Top of ENTRIES PROVIDED
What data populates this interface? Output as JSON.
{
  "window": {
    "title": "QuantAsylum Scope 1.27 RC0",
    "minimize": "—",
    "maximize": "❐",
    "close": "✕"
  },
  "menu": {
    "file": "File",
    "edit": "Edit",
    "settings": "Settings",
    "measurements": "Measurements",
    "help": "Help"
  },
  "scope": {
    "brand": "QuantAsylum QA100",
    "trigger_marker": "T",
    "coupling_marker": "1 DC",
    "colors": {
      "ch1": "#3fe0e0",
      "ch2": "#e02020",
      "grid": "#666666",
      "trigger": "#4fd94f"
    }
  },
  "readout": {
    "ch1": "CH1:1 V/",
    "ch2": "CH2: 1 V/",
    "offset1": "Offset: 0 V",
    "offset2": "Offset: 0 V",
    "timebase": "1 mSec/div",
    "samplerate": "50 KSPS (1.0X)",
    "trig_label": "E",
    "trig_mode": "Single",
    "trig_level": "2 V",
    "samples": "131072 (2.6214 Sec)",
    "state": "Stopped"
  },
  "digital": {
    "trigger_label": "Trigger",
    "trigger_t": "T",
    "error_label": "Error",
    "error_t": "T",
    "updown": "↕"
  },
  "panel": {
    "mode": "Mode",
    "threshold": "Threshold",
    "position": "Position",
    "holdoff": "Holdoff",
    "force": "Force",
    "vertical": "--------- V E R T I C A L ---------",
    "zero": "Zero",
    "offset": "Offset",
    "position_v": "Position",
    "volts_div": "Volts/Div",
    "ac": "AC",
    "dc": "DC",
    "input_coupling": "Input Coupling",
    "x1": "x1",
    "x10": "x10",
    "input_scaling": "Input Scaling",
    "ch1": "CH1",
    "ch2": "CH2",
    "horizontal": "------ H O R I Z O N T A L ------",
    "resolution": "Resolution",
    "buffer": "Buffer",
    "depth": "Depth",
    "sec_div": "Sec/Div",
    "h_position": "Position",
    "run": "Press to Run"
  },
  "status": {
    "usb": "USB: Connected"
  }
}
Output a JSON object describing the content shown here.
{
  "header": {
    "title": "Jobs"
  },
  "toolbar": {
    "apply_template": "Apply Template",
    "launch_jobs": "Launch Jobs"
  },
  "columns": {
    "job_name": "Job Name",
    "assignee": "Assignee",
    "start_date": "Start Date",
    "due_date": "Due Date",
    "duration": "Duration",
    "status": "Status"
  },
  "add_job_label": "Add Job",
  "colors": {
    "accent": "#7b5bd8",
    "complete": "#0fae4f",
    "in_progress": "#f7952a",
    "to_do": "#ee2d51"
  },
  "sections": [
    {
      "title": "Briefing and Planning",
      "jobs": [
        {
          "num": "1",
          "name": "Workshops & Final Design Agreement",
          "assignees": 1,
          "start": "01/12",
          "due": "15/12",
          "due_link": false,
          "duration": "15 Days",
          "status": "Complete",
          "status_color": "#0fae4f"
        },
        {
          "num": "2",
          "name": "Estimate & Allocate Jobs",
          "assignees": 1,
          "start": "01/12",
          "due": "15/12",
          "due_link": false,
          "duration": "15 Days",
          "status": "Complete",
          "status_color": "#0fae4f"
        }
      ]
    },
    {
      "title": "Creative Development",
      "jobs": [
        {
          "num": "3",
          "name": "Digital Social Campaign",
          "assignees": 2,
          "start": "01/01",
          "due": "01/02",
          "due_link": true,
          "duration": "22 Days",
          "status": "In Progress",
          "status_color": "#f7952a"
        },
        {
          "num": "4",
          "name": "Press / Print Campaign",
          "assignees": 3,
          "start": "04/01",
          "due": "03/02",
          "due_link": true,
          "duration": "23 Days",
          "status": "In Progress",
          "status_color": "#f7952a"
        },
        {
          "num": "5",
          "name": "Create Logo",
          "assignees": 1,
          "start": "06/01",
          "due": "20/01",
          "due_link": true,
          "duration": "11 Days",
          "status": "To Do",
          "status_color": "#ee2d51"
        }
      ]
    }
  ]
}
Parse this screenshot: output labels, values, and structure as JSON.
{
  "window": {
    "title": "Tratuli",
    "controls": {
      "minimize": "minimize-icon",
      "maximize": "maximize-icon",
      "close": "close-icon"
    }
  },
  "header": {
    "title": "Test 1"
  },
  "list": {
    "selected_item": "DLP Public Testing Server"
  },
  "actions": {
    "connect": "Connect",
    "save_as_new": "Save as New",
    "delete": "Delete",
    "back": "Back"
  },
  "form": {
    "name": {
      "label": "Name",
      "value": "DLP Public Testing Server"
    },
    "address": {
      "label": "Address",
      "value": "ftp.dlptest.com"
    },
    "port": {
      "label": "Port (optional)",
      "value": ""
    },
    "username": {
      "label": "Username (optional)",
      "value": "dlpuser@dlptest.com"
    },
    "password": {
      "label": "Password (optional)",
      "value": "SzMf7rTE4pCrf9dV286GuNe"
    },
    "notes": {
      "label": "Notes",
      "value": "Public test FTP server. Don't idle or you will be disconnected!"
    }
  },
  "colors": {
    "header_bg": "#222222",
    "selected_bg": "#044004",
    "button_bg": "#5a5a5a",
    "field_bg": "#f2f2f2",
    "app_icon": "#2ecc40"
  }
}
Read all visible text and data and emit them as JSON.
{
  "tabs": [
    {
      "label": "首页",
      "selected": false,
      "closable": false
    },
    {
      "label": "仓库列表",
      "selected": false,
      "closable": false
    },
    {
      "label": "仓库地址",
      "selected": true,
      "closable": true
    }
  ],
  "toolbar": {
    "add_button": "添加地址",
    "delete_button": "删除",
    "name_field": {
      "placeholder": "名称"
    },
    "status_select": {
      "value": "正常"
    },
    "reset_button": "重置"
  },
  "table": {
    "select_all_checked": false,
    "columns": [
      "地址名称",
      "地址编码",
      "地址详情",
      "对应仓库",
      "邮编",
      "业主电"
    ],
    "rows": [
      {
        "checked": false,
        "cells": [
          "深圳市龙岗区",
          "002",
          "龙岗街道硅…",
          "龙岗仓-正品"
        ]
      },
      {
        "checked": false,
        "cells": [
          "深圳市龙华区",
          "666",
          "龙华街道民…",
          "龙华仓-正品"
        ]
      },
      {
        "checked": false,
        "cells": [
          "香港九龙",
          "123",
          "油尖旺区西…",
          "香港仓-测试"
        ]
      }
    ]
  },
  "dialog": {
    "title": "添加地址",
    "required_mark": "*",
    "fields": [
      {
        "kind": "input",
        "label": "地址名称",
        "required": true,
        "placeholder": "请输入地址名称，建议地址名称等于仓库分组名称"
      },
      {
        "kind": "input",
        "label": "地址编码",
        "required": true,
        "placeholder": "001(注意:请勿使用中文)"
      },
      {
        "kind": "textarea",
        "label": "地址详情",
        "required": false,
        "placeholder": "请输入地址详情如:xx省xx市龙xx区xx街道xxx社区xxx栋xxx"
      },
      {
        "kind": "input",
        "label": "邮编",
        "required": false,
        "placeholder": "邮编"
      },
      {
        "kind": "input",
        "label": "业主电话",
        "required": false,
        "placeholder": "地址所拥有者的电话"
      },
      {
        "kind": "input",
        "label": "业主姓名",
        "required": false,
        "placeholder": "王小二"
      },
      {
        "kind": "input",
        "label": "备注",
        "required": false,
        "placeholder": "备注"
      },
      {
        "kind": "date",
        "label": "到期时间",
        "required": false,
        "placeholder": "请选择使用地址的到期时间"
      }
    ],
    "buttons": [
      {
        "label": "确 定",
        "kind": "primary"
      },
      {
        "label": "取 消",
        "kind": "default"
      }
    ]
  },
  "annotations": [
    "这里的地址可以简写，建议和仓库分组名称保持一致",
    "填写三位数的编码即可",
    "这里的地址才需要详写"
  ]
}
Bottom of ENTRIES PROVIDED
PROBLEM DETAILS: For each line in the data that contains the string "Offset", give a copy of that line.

TASK SOLUTION:
    "offset1": "Offset: 0 V",
    "offset2": "Offset: 0 V",
    "offset": "Offset",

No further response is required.